2. Loss of financial support from some South Carolina Methodist churches.
3. Loss of financial support from some individual alumni and other supporters.
4. Withdrawal of some students from college and decline in application from some prospective students.
5. Complications in housing, social life, and attitudes of students and faculty toward Negroes who may be admitted.
He also listed adverse effects of a decision to remain segregated
1. Ineligibility for substantial financial grants by private foundations
2. Ineligibility for National Science Foundation grants
3. Possible ineligibility for National Defense Loans for students (our most attractive loans to students at present)
4. Possibility that the 1964 General Conference may withhold National Methodist Scholarships and Loans from segregated institutions
5. Loss of support – financial and otherwise – from alumni
6. Increasing difficulty in attracting qualified students and faculty.
7. Increasing isolation from the main currents of educational and religious policy and practice.
All but 13 of the 76 four-year Methodist colleges, all eight of the Methodist universities, and all twelve of the seminaries accept qualified Negro students.
Marsh made other points that he wanted the trustees to consider. As a result, the trustees appointed a special study committee, which met several times in 1963 and early 1964. The study committee recommended that the college desegregate, and reported its action to the full board, which held off for several months before making its final decision.
When I asked the communications office if I could have a

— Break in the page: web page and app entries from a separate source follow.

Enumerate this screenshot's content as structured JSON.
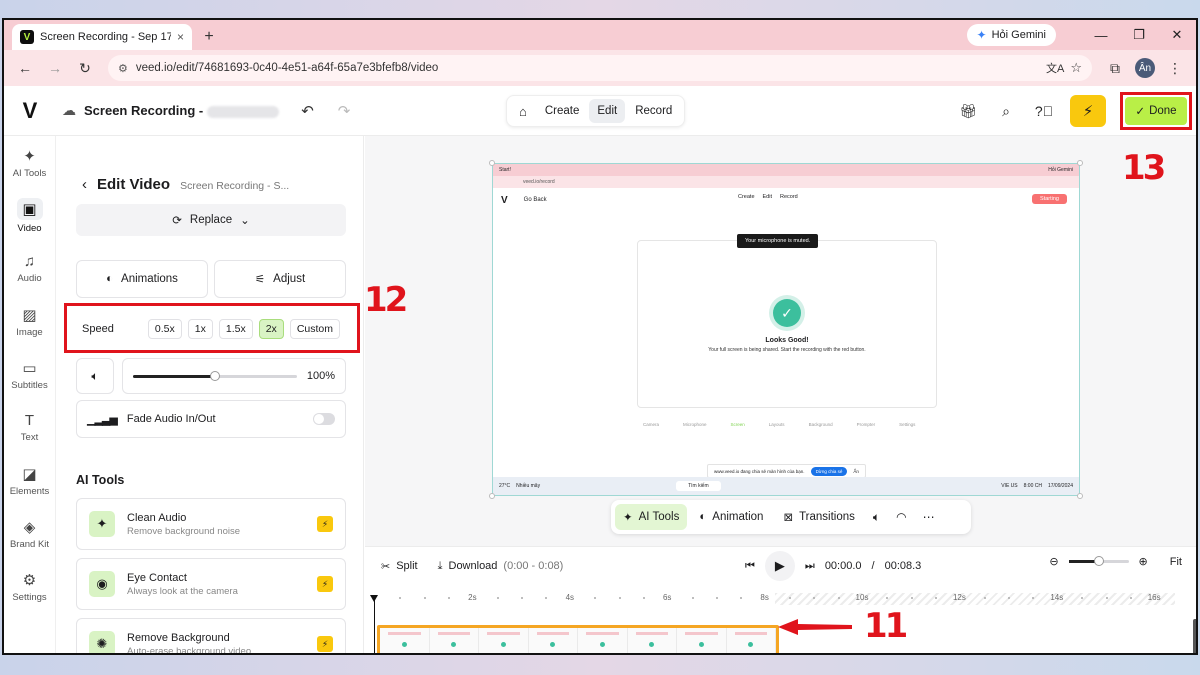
{
  "browser": {
    "tab_title": "Screen Recording - Sep 17, 202",
    "tab_close": "×",
    "new_tab": "+",
    "gemini_label": "Hỏi Gemini",
    "url": "veed.io/edit/74681693-0c40-4e51-a64f-65a7e3bfefb8/video",
    "avatar_initials": "Ân"
  },
  "header": {
    "logo": "V",
    "project_name": "Screen Recording -",
    "modes": [
      "Create",
      "Edit",
      "Record"
    ],
    "active_mode": "Edit",
    "done_label": "Done"
  },
  "rail": [
    {
      "label": "AI Tools",
      "icon": "sparkle-icon"
    },
    {
      "label": "Video",
      "icon": "video-icon",
      "active": true
    },
    {
      "label": "Audio",
      "icon": "music-icon"
    },
    {
      "label": "Image",
      "icon": "image-icon"
    },
    {
      "label": "Subtitles",
      "icon": "subtitles-icon"
    },
    {
      "label": "Text",
      "icon": "text-icon"
    },
    {
      "label": "Elements",
      "icon": "elements-icon"
    },
    {
      "label": "Brand Kit",
      "icon": "brand-kit-icon"
    },
    {
      "label": "Settings",
      "icon": "gear-icon"
    }
  ],
  "panel": {
    "title": "Edit Video",
    "subtitle": "Screen Recording - S...",
    "replace_label": "Replace",
    "animations_label": "Animations",
    "adjust_label": "Adjust",
    "speed_label": "Speed",
    "speed_options": [
      "0.5x",
      "1x",
      "1.5x",
      "2x",
      "Custom"
    ],
    "speed_selected": "2x",
    "volume_value": "100%",
    "volume_fraction": 0.5,
    "fade_label": "Fade Audio In/Out",
    "ai_heading": "AI Tools",
    "ai_tools": [
      {
        "title": "Clean Audio",
        "desc": "Remove background noise",
        "icon": "sparkle-icon"
      },
      {
        "title": "Eye Contact",
        "desc": "Always look at the camera",
        "icon": "eye-icon"
      },
      {
        "title": "Remove Background",
        "desc": "Auto-erase background video",
        "icon": "magic-icon"
      }
    ]
  },
  "preview": {
    "tab": "Start!",
    "gemini": "Hỏi Gemini",
    "url": "veed.io/record",
    "back": "Go Back",
    "modes": [
      "Create",
      "Edit",
      "Record"
    ],
    "starting": "Starting",
    "toast": "Your microphone is muted.",
    "good_title": "Looks Good!",
    "good_desc": "Your full screen is being shared. Start the recording with the red button.",
    "sources": [
      "Camera",
      "Microphone",
      "Screen",
      "Layouts",
      "Background",
      "Prompter",
      "Settings"
    ],
    "share_text": "www.veed.io đang chia sẻ màn hình của bạn.",
    "share_button": "Dừng chia sẻ",
    "share_hide": "Ẩn",
    "weather_temp": "27°C",
    "weather_desc": "Nhiều mây",
    "search": "Tìm kiếm",
    "lang": "VIE US",
    "time": "8:00 CH",
    "date": "17/09/2024"
  },
  "context_bar": {
    "ai_tools": "AI Tools",
    "animation": "Animation",
    "transitions": "Transitions",
    "more": "⋯"
  },
  "timeline": {
    "split": "Split",
    "download": "Download",
    "download_range": "(0:00 - 0:08)",
    "current_time": "00:00.0",
    "separator": "/",
    "total_time": "00:08.3",
    "fit": "Fit",
    "zoom_fraction": 0.5,
    "ticks": [
      "2s",
      "4s",
      "6s",
      "8s",
      "10s",
      "12s",
      "14s",
      "16s"
    ]
  },
  "annotations": {
    "speed_step": "12",
    "done_step": "13",
    "clip_step": "11"
  },
  "colors": {
    "accent_green": "#b9ef47",
    "highlight_red": "#e0141c",
    "bolt_yellow": "#f9c80e",
    "clip_orange": "#f5a623"
  }
}
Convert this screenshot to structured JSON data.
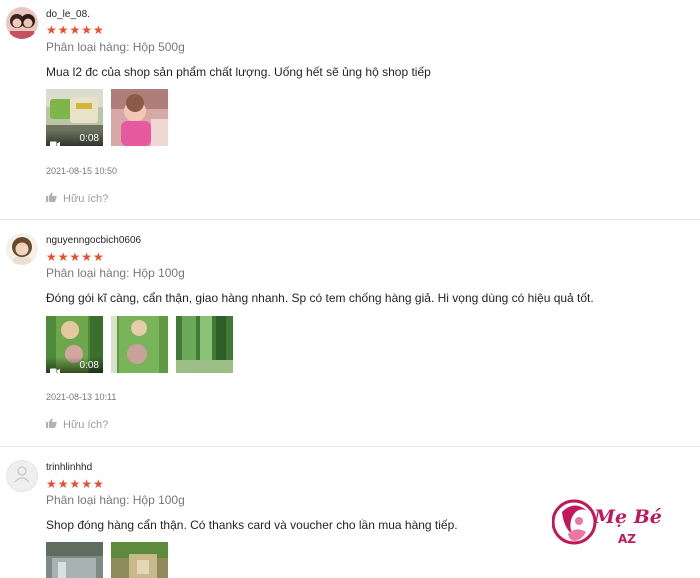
{
  "reviews": [
    {
      "username": "do_le_08.",
      "rating_stars": "★★★★★",
      "rating": 5,
      "variant": "Phân loại hàng: Hộp 500g",
      "comment": "Mua l2 đc của shop sản phẩm chất lượng. Uống hết sẽ ủng hộ shop tiếp",
      "video_duration": "0:08",
      "time": "2021-08-15 10:50",
      "helpful": "Hữu ích?"
    },
    {
      "username": "nguyenngocbich0606",
      "rating_stars": "★★★★★",
      "rating": 5,
      "variant": "Phân loại hàng: Hộp 100g",
      "comment": "Đóng gói kĩ càng, cẩn thận, giao hàng nhanh. Sp có tem chống hàng giả. Hi vọng dùng có hiệu quả tốt.",
      "video_duration": "0:08",
      "time": "2021-08-13 10:11",
      "helpful": "Hữu ích?"
    },
    {
      "username": "trinhlinhhd",
      "rating_stars": "★★★★★",
      "rating": 5,
      "variant": "Phân loại hàng: Hộp 100g",
      "comment": "Shop đóng hàng cẩn thận. Có thanks card và voucher cho lần mua hàng tiếp."
    }
  ],
  "watermark": {
    "brand": "Mẹ Bé",
    "suffix": "AZ"
  },
  "colors": {
    "star": "#ee4d2d",
    "logo": "#c2185b"
  },
  "icons": [
    "thumbs-up-icon",
    "video-camera-icon",
    "default-avatar-icon"
  ]
}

blog, it was largely because I come across items from time to time that are too
good not to share with the community. When I found these two letters a few weeks ago, buried in a stack of

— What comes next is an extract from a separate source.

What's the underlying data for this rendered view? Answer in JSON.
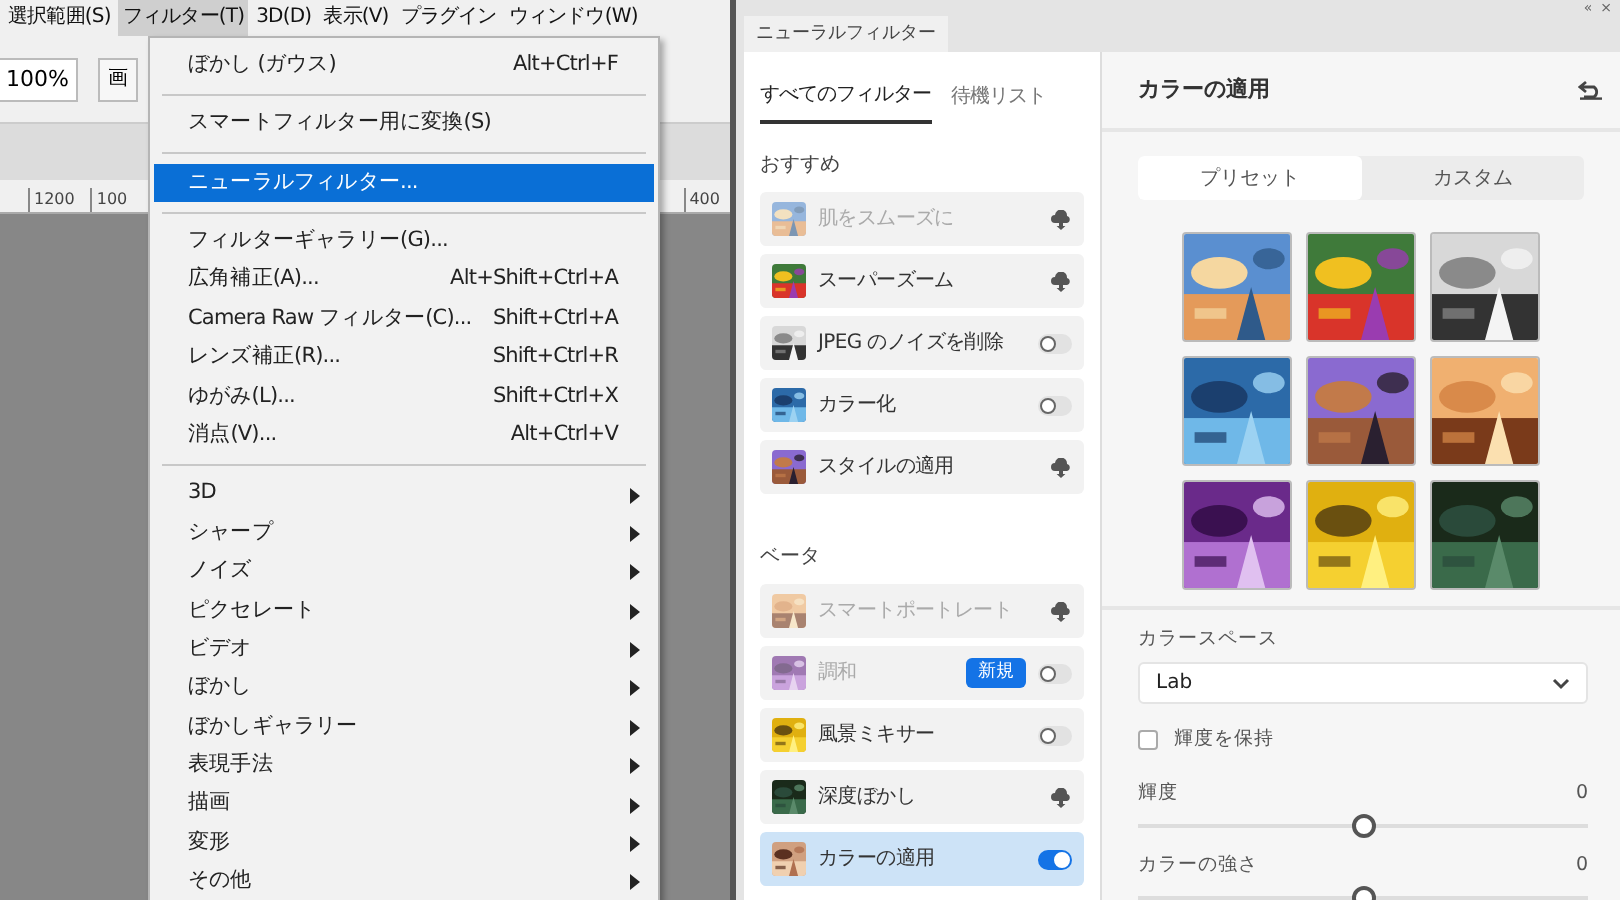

crumbling files from the early 1920s, I knew instantly that these were
At first glance, the letters don’t appear that
important. A speaker writes a college
president to thank him for inviting him to speak on the campus, and the

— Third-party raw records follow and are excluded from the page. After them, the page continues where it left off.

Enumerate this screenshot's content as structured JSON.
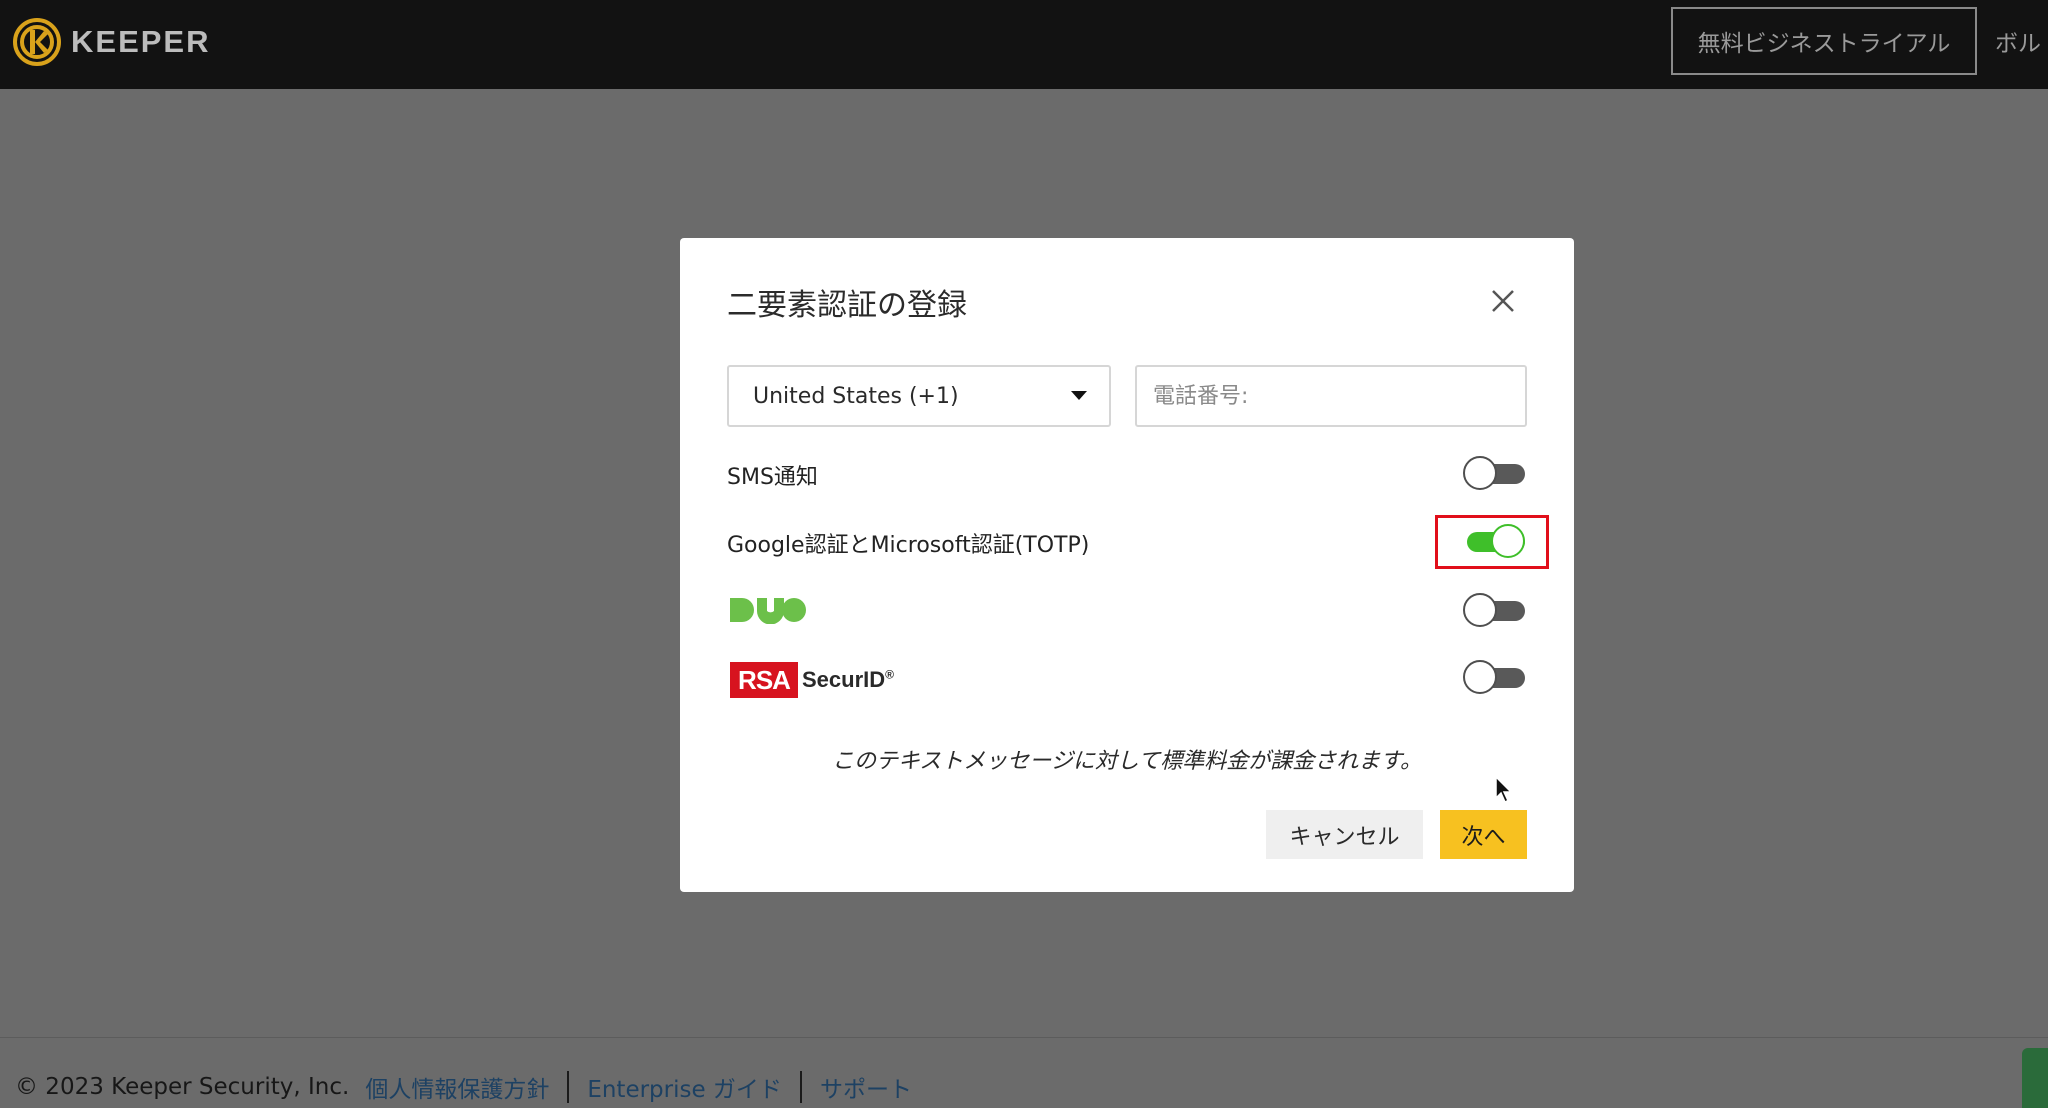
{
  "header": {
    "brand": "KEEPER",
    "trial_button": "無料ビジネストライアル",
    "vault_link": "ボル"
  },
  "dialog": {
    "title": "二要素認証の登録",
    "country_select": {
      "value": "United States (+1)"
    },
    "phone": {
      "placeholder": "電話番号:",
      "value": ""
    },
    "options": {
      "sms": {
        "label": "SMS通知",
        "enabled": false
      },
      "totp": {
        "label": "Google認証とMicrosoft認証(TOTP)",
        "enabled": true
      },
      "duo": {
        "logo_text": "DUO",
        "enabled": false
      },
      "rsa": {
        "logo_text": "RSA",
        "product": "SecurID",
        "mark": "®",
        "enabled": false
      }
    },
    "notice": "このテキストメッセージに対して標準料金が課金されます。",
    "cancel_label": "キャンセル",
    "next_label": "次へ"
  },
  "footer": {
    "copyright": "© 2023 Keeper Security, Inc.",
    "privacy_link": "個人情報保護方針",
    "enterprise_link": "Enterprise ガイド",
    "support_link": "サポート"
  },
  "colors": {
    "topbar": "#121212",
    "overlay": "#6b6b6b",
    "toggle_on": "#3fbf2a",
    "highlight": "#e10f1a",
    "next_button": "#f7c120",
    "logo_gold": "#d9a21b"
  }
}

president writes back to thank the speaker for sharing an hour with the
students. It seems like a routine
exchange of cordial letters. It’s
certainly how I read them as I quickly shuffled through them. But then I looked at the top of the
stationery and noticed “Tuskegee Institute.” And then I noticed the address on Snyder’s reply. Professor George W. Carver. George Washington Carver? Indeed.
The 1920s are sometimes referred to by southern historians
as the “nadir of American race relations.” Throughout that decade, African-Americans left the South in droves,
seeking better working opportunities and an escape from racial violence. Rigid segregation of most every aspect of
public life was the order of the day.
But here, we have a cordial exchange of letters between two
academic colleagues. Snyder addresses
Carver as “Professor Carver.” Carver
thanks Snyder for “the very warm reception” that he “shall not soon forget.” Carver has clearly addressed the Wofford
student body, most likely in a Chapel service in Leonard Auditorium. Snyder says that the students “felt greatly
instructed by the experience of the hour which you gave them.” Carver invites Snyder, if he ever were to be
in the area, to visit Tuskegee.
You’d never know, without recognizing names of persons or
institutions, that the correspondence represents an exchange of letters across
the color line.
We don’t really know what happened on that day in December
1923 – we don’t have the Old Gold and Black for that year, and the Journal is
silent. We don’t know what Carver said
to the students. No doubt being
addressed by an African-American scholar was an unusual experience for Wofford
professors and students alike.
But I’d like to think the experience was a positive one for
Click on the letters for larger images.